• [Data for this exercise]:
--- --- ---
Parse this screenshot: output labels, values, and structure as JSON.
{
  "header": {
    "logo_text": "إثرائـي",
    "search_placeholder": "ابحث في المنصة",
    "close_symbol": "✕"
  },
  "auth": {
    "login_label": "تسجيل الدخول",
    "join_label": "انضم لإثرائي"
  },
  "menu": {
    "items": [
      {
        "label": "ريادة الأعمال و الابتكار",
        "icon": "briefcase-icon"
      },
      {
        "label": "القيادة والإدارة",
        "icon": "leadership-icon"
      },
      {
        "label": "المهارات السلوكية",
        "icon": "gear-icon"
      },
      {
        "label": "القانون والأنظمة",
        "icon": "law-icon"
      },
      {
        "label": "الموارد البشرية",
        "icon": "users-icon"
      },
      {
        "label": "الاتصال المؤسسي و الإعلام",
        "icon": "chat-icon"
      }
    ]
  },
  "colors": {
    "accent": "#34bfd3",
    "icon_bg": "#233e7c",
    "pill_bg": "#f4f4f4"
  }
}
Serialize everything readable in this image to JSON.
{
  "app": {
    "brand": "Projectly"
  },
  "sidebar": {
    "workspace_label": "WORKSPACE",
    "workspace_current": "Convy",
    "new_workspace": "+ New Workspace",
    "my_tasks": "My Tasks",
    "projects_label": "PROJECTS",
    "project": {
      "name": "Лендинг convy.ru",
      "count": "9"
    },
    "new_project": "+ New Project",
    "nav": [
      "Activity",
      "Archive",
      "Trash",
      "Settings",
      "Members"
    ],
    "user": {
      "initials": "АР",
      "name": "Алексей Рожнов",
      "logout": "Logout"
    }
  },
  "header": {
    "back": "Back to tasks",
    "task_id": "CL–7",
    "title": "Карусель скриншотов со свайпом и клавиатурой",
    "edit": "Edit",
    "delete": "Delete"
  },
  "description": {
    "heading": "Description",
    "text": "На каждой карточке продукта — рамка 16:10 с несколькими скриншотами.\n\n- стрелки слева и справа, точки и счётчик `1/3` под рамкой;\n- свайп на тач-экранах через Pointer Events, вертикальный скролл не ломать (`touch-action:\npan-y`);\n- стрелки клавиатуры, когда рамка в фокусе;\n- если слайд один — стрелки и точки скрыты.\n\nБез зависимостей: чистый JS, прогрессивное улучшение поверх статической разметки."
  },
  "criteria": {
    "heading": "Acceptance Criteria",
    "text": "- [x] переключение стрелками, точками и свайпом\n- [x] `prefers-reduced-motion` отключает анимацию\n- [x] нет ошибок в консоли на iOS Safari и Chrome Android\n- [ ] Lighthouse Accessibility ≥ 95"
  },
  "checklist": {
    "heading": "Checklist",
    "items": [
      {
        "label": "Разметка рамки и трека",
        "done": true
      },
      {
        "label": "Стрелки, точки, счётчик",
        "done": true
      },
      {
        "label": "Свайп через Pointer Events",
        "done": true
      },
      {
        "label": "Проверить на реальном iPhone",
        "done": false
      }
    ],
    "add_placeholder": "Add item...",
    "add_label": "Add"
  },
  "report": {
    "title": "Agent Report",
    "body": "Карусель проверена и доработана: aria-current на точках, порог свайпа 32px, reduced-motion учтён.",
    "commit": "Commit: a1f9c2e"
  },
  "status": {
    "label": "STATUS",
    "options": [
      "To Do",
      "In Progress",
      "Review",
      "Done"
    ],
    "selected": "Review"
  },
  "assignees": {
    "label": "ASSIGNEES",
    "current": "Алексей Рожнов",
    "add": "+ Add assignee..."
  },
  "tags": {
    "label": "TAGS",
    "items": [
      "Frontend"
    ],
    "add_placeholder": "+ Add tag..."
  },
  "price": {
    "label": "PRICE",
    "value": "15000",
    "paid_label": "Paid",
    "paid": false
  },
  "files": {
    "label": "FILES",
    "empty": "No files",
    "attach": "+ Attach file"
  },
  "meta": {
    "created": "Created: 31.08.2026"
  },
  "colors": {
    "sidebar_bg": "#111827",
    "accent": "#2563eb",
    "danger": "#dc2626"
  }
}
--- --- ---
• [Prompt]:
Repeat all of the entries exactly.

• [Written response]:
Parse this screenshot: output labels, values, and structure as JSON.
{
  "header": {
    "logo_text": "إثرائـي",
    "search_placeholder": "ابحث في المنصة",
    "close_symbol": "✕"
  },
  "auth": {
    "login_label": "تسجيل الدخول",
    "join_label": "انضم لإثرائي"
  },
  "menu": {
    "items": [
      {
        "label": "ريادة الأعمال و الابتكار",
        "icon": "briefcase-icon"
      },
      {
        "label": "القيادة والإدارة",
        "icon": "leadership-icon"
      },
      {
        "label": "المهارات السلوكية",
        "icon": "gear-icon"
      },
      {
        "label": "القانون والأنظمة",
        "icon": "law-icon"
      },
      {
        "label": "الموارد البشرية",
        "icon": "users-icon"
      },
      {
        "label": "الاتصال المؤسسي و الإعلام",
        "icon": "chat-icon"
      }
    ]
  },
  "colors": {
    "accent": "#34bfd3",
    "icon_bg": "#233e7c",
    "pill_bg": "#f4f4f4"
  }
}
Serialize everything readable in this image to JSON.
{
  "app": {
    "brand": "Projectly"
  },
  "sidebar": {
    "workspace_label": "WORKSPACE",
    "workspace_current": "Convy",
    "new_workspace": "+ New Workspace",
    "my_tasks": "My Tasks",
    "projects_label": "PROJECTS",
    "project": {
      "name": "Лендинг convy.ru",
      "count": "9"
    },
    "new_project": "+ New Project",
    "nav": [
      "Activity",
      "Archive",
      "Trash",
      "Settings",
      "Members"
    ],
    "user": {
      "initials": "АР",
      "name": "Алексей Рожнов",
      "logout": "Logout"
    }
  },
  "header": {
    "back": "Back to tasks",
    "task_id": "CL–7",
    "title": "Карусель скриншотов со свайпом и клавиатурой",
    "edit": "Edit",
    "delete": "Delete"
  },
  "description": {
    "heading": "Description",
    "text": "На каждой карточке продукта — рамка 16:10 с несколькими скриншотами.\n\n- стрелки слева и справа, точки и счётчик `1/3` под рамкой;\n- свайп на тач-экранах через Pointer Events, вертикальный скролл не ломать (`touch-action:\npan-y`);\n- стрелки клавиатуры, когда рамка в фокусе;\n- если слайд один — стрелки и точки скрыты.\n\nБез зависимостей: чистый JS, прогрессивное улучшение поверх статической разметки."
  },
  "criteria": {
    "heading": "Acceptance Criteria",
    "text": "- [x] переключение стрелками, точками и свайпом\n- [x] `prefers-reduced-motion` отключает анимацию\n- [x] нет ошибок в консоли на iOS Safari и Chrome Android\n- [ ] Lighthouse Accessibility ≥ 95"
  },
  "checklist": {
    "heading": "Checklist",
    "items": [
      {
        "label": "Разметка рамки и трека",
        "done": true
      },
      {
        "label": "Стрелки, точки, счётчик",
        "done": true
      },
      {
        "label": "Свайп через Pointer Events",
        "done": true
      },
      {
        "label": "Проверить на реальном iPhone",
        "done": false
      }
    ],
    "add_placeholder": "Add item...",
    "add_label": "Add"
  },
  "report": {
    "title": "Agent Report",
    "body": "Карусель проверена и доработана: aria-current на точках, порог свайпа 32px, reduced-motion учтён.",
    "commit": "Commit: a1f9c2e"
  },
  "status": {
    "label": "STATUS",
    "options": [
      "To Do",
      "In Progress",
      "Review",
      "Done"
    ],
    "selected": "Review"
  },
  "assignees": {
    "label": "ASSIGNEES",
    "current": "Алексей Рожнов",
    "add": "+ Add assignee..."
  },
  "tags": {
    "label": "TAGS",
    "items": [
      "Frontend"
    ],
    "add_placeholder": "+ Add tag..."
  },
  "price": {
    "label": "PRICE",
    "value": "15000",
    "paid_label": "Paid",
    "paid": false
  },
  "files": {
    "label": "FILES",
    "empty": "No files",
    "attach": "+ Attach file"
  },
  "meta": {
    "created": "Created: 31.08.2026"
  },
  "colors": {
    "sidebar_bg": "#111827",
    "accent": "#2563eb",
    "danger": "#dc2626"
  }
}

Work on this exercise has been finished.